Influenza is a virus that affects our whole country every year. The center of disease control or CDC recommends use of the flu shot each year to prevent exposure to the virus. The flu vaccine can reduce the flu illnesses, doctor’s visits, and missed days of school and work. The more people that receive the flu vaccine, the more people will be protected from the flu. In my experience when I am trying to promote the flu vaccine, people often say “I don’t get the flu shot because it gave me the flu”. That statement is false. You cannot get the flu from the flu vaccine. This is a myth that prevents many people from receiving the vaccination and can unintentionally increase the rate of the virus.
What can I do to prevent exposure?
First you should get the seasonal flu vaccine each year. The earlier you receive the vaccine, the better off you will be. Also encourage others to get the vaccine, such as your loved ones. If you have loved ones that are at high risk for flu complications, then getting the vaccine is very important. In addition to the vaccine, you can take everyday preventative actions such as washing your hands and staying away from sick people. This reduces the spread of germs and can be a vital part in preventing spread. The flu can be spread through the air and by contact from a sick person.
What to do if you get the flu
The first thing you should do is go to the doctor, they will confirm you have the virus and prescribe you medications. One of the medications that the doctor should prescribe is Tamiflu (Osetamivir). Tamiflu is an antiviral agent that can reduce the duration and intensity of the flu. You must begin taking Tamiflu within the first 48 hours after being diagnosed. Family members and other people that may be in contact with you should get Tamiflu as well for prevention. It comes in a box of 10 capsules, the dosing if you have the flu is one capsule twice a day for five days. The dose for prevention is one capsule a day for 10 days. It also comes in a liquid form for children or someone that cannot swallow capsules.

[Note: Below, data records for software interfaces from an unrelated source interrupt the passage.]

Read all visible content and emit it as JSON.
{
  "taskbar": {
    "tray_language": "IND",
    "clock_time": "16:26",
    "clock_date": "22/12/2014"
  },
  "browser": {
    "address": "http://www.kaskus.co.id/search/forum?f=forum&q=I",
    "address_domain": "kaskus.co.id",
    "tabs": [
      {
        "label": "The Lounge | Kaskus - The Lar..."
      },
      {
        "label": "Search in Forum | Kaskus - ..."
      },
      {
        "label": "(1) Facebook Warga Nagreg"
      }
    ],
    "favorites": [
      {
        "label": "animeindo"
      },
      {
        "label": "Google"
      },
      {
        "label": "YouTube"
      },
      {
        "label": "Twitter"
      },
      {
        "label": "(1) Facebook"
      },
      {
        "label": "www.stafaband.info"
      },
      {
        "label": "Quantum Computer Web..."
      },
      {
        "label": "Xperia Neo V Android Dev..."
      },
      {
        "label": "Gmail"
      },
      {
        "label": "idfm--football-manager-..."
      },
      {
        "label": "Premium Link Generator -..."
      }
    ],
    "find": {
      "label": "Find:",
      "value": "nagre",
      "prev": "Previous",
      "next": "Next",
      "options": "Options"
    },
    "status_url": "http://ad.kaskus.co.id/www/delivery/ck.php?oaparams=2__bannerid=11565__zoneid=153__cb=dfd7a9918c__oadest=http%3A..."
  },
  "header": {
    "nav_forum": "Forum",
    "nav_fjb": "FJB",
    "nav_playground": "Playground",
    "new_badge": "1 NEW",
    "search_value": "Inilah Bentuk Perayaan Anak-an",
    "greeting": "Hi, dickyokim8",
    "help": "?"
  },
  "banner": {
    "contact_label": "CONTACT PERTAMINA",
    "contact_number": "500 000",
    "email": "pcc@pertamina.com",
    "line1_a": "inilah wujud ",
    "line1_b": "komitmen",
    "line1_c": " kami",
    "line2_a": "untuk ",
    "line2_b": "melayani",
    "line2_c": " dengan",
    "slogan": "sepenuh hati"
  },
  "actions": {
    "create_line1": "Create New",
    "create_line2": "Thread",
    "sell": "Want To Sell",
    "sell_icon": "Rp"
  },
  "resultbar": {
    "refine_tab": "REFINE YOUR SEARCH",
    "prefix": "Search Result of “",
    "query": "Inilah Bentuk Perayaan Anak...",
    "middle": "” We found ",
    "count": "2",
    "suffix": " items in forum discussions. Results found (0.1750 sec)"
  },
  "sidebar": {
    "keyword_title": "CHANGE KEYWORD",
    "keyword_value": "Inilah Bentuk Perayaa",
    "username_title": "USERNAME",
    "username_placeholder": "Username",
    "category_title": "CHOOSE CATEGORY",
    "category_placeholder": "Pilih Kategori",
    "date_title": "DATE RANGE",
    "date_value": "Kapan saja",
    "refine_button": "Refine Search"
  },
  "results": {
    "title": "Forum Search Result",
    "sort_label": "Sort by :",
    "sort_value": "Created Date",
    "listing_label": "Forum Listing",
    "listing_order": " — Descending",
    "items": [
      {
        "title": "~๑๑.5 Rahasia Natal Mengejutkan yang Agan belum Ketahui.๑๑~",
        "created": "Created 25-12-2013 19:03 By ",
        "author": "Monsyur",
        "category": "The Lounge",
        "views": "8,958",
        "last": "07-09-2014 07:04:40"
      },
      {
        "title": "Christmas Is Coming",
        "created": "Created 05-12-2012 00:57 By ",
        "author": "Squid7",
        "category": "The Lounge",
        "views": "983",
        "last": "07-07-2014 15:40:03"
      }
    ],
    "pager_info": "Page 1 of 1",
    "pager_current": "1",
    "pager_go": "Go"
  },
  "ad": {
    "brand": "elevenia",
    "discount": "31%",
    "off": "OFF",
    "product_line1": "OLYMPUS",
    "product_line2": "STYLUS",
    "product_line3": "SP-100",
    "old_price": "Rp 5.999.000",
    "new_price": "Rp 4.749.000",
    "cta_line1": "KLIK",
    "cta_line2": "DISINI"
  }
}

Phillip Curcio, PharmD Candidate 2018
South Carolina College of Pharmacy